Michael MacGarry (31) is a Johannesburg-based visual artist, graphic designer and author who draws from various creative wells to unpack and critically analyze contemporary socio-political and economic narratives on the African continent through his visual creations. “From a young age I have always wanted to work across a number of creative fields, from visual art, to design and writing,” he says. “Now as an adult I do work across these fields, but the visual art component allows me to integrate all these elements in producing dense, theatrical and fictional hybrids.”
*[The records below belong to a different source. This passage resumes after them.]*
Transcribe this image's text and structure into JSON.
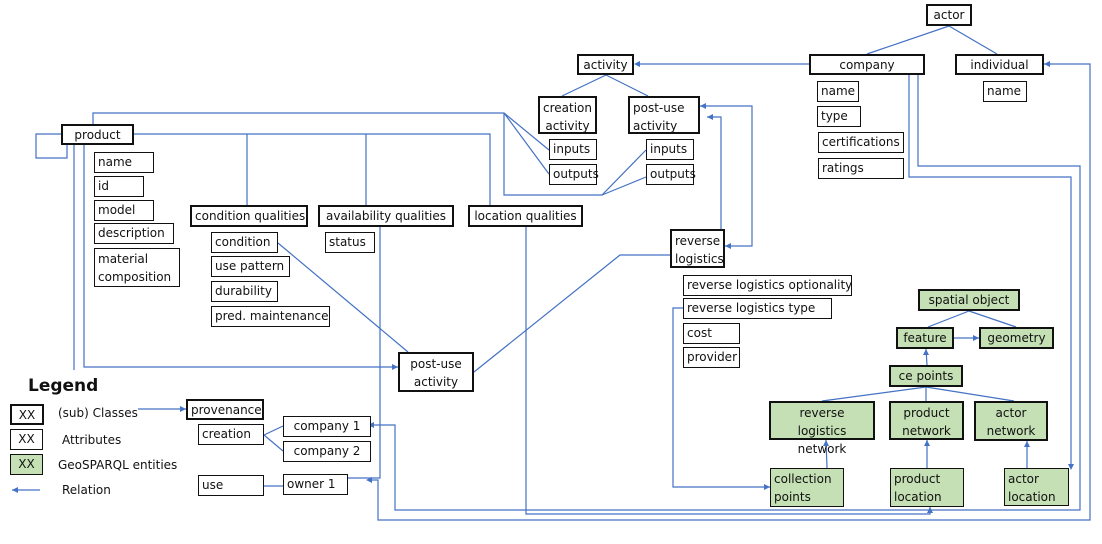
{
  "diagram": {
    "actor": {
      "label": "actor"
    },
    "company": {
      "label": "company",
      "attributes": [
        "name",
        "type",
        "certifications",
        "ratings"
      ]
    },
    "individual": {
      "label": "individual",
      "attributes": [
        "name"
      ]
    },
    "activity": {
      "label": "activity"
    },
    "creation_activity": {
      "label": "creation activity",
      "attributes": [
        "inputs",
        "outputs"
      ]
    },
    "post_use_activity": {
      "label": "post-use activity",
      "attributes": [
        "inputs",
        "outputs"
      ]
    },
    "product": {
      "label": "product",
      "attributes": [
        "name",
        "id",
        "model",
        "description",
        "material composition"
      ]
    },
    "condition_qualities": {
      "label": "condition qualities",
      "attributes": [
        "condition",
        "use pattern",
        "durability",
        "pred. maintenance"
      ]
    },
    "availability_qualities": {
      "label": "availability qualities",
      "attributes": [
        "status"
      ]
    },
    "location_qualities": {
      "label": "location qualities"
    },
    "reverse_logistics": {
      "label": "reverse logistics",
      "attributes": [
        "reverse logistics optionality",
        "reverse logistics type",
        "cost",
        "provider"
      ]
    },
    "post_use_activity_2": {
      "label": "post-use activity"
    },
    "geosparql": {
      "spatial_object": "spatial object",
      "feature": "feature",
      "geometry": "geometry",
      "ce_points": "ce points",
      "reverse_logistics_network": "reverse logistics network",
      "product_network": "product network",
      "actor_network": "actor network",
      "collection_points": "collection points",
      "product_location": "product location",
      "actor_location": "actor location"
    },
    "provenance": {
      "label": "provenance",
      "creation": "creation",
      "company_1": "company 1",
      "company_2": "company 2",
      "use": "use",
      "owner_1": "owner 1"
    }
  },
  "legend": {
    "title": "Legend",
    "sample": "XX",
    "items": [
      "(sub) Classes",
      "Attributes",
      "GeoSPARQL entities",
      "Relation"
    ]
  },
  "colors": {
    "relation": "#4472c4",
    "geosparql_fill": "#c5e0b4"
  }
}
Acclaimed artist Andrew Verster, National Arts Festival committee member for Visual Art, said: “Michael’s genius is the particular way he transforms an object we know into something completely different, another reality that is still recognisable. At times subtle, at others radical, the new objects are so hypnotic, so plausible, so clever, so tantalising that we can never look at any of his sources in the same way again. We are torn between what we know to be fact and what he offers as an alternative.”

MacGarry holds a Masters Degree in Fine Art from the University of the Witwatersrand, and began his graphic design career in 2000 with Sexton Design & Media in Dublin, Ireland before moving to London in 2002 to join Brockway Associates as a graphic designer. In 2003 he returned to South Africa, and joined The Trinity Session as manager of The Premises Gallery. In 2006 he joined Fever Identity Design in Johannesburg as a graphic designer, where he is currently based.

He is a member of the Johannesburg-based visual art collective Avant Car Guard, who have shown at a national and international level for several years. In partnership with Zander Blom, Michael is also a member of visual arts collaborative Blom & MacGarry Presents. No stranger to the national and international exhibition scene, his art has travelled to Germany, the UK and the USA. His work is housed in numerous private and corporate collections both locally and abroad, including the Seattle Art Museum and the Johannesburg Art Gallery. Brodie/Stevenson in Johannesburg represents his visual art career.

Endgame runs at the Durban Art Gallery until November 7. The Durban Art Gallery is situated on the second floor of the Durban City Hall, entrance in Anton Lembede (formerly Smith) Street opposite the Playhouse. More information on 031 311 2262/6.